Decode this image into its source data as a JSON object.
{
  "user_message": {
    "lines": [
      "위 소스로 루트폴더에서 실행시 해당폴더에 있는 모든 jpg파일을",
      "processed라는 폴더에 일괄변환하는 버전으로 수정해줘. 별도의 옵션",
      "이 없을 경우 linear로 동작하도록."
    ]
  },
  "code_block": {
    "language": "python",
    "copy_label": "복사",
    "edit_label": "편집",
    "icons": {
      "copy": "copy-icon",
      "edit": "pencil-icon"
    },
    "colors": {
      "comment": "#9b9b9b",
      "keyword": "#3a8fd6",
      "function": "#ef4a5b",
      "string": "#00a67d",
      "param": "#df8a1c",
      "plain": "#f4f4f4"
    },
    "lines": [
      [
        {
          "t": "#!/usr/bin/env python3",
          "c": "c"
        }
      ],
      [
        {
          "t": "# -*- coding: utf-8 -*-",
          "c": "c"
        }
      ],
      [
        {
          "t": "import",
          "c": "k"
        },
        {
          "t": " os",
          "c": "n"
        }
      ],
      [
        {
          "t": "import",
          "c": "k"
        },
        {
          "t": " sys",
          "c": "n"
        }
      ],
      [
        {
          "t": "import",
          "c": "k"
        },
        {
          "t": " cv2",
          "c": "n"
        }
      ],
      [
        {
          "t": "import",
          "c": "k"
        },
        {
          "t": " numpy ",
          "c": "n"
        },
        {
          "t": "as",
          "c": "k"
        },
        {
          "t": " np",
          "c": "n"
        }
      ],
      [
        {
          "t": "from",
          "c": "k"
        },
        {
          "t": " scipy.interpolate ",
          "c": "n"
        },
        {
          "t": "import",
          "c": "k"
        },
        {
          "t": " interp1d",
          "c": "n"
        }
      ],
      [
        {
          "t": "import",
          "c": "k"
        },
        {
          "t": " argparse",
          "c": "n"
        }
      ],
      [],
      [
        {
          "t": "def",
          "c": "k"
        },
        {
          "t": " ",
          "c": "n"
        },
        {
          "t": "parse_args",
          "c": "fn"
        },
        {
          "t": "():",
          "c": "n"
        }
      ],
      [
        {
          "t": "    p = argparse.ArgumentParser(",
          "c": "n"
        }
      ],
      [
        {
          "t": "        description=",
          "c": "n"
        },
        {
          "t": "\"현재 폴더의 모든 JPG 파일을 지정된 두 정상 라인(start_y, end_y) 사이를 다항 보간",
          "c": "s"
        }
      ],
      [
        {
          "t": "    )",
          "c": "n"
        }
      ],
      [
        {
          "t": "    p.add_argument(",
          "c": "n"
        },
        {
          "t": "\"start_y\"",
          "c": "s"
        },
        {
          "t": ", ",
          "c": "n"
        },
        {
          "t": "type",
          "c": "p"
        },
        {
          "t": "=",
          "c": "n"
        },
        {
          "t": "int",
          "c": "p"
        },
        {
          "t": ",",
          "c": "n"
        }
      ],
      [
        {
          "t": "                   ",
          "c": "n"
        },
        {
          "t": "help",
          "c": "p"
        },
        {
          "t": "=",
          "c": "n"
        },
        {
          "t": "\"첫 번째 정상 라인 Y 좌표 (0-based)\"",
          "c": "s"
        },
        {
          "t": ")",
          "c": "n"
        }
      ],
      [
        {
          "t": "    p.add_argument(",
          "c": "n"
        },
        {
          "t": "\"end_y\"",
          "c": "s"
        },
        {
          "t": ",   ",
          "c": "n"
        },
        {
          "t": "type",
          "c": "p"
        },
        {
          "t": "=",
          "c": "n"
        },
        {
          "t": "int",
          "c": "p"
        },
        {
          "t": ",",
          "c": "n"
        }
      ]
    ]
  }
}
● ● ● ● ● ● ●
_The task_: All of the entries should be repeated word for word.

_Result for this task_:
Decode this image into its source data as a JSON object.
{
  "user_message": {
    "lines": [
      "위 소스로 루트폴더에서 실행시 해당폴더에 있는 모든 jpg파일을",
      "processed라는 폴더에 일괄변환하는 버전으로 수정해줘. 별도의 옵션",
      "이 없을 경우 linear로 동작하도록."
    ]
  },
  "code_block": {
    "language": "python",
    "copy_label": "복사",
    "edit_label": "편집",
    "icons": {
      "copy": "copy-icon",
      "edit": "pencil-icon"
    },
    "colors": {
      "comment": "#9b9b9b",
      "keyword": "#3a8fd6",
      "function": "#ef4a5b",
      "string": "#00a67d",
      "param": "#df8a1c",
      "plain": "#f4f4f4"
    },
    "lines": [
      [
        {
          "t": "#!/usr/bin/env python3",
          "c": "c"
        }
      ],
      [
        {
          "t": "# -*- coding: utf-8 -*-",
          "c": "c"
        }
      ],
      [
        {
          "t": "import",
          "c": "k"
        },
        {
          "t": " os",
          "c": "n"
        }
      ],
      [
        {
          "t": "import",
          "c": "k"
        },
        {
          "t": " sys",
          "c": "n"
        }
      ],
      [
        {
          "t": "import",
          "c": "k"
        },
        {
          "t": " cv2",
          "c": "n"
        }
      ],
      [
        {
          "t": "import",
          "c": "k"
        },
        {
          "t": " numpy ",
          "c": "n"
        },
        {
          "t": "as",
          "c": "k"
        },
        {
          "t": " np",
          "c": "n"
        }
      ],
      [
        {
          "t": "from",
          "c": "k"
        },
        {
          "t": " scipy.interpolate ",
          "c": "n"
        },
        {
          "t": "import",
          "c": "k"
        },
        {
          "t": " interp1d",
          "c": "n"
        }
      ],
      [
        {
          "t": "import",
          "c": "k"
        },
        {
          "t": " argparse",
          "c": "n"
        }
      ],
      [],
      [
        {
          "t": "def",
          "c": "k"
        },
        {
          "t": " ",
          "c": "n"
        },
        {
          "t": "parse_args",
          "c": "fn"
        },
        {
          "t": "():",
          "c": "n"
        }
      ],
      [
        {
          "t": "    p = argparse.ArgumentParser(",
          "c": "n"
        }
      ],
      [
        {
          "t": "        description=",
          "c": "n"
        },
        {
          "t": "\"현재 폴더의 모든 JPG 파일을 지정된 두 정상 라인(start_y, end_y) 사이를 다항 보간",
          "c": "s"
        }
      ],
      [
        {
          "t": "    )",
          "c": "n"
        }
      ],
      [
        {
          "t": "    p.add_argument(",
          "c": "n"
        },
        {
          "t": "\"start_y\"",
          "c": "s"
        },
        {
          "t": ", ",
          "c": "n"
        },
        {
          "t": "type",
          "c": "p"
        },
        {
          "t": "=",
          "c": "n"
        },
        {
          "t": "int",
          "c": "p"
        },
        {
          "t": ",",
          "c": "n"
        }
      ],
      [
        {
          "t": "                   ",
          "c": "n"
        },
        {
          "t": "help",
          "c": "p"
        },
        {
          "t": "=",
          "c": "n"
        },
        {
          "t": "\"첫 번째 정상 라인 Y 좌표 (0-based)\"",
          "c": "s"
        },
        {
          "t": ")",
          "c": "n"
        }
      ],
      [
        {
          "t": "    p.add_argument(",
          "c": "n"
        },
        {
          "t": "\"end_y\"",
          "c": "s"
        },
        {
          "t": ",   ",
          "c": "n"
        },
        {
          "t": "type",
          "c": "p"
        },
        {
          "t": "=",
          "c": "n"
        },
        {
          "t": "int",
          "c": "p"
        },
        {
          "t": ",",
          "c": "n"
        }
      ]
    ]
  }
}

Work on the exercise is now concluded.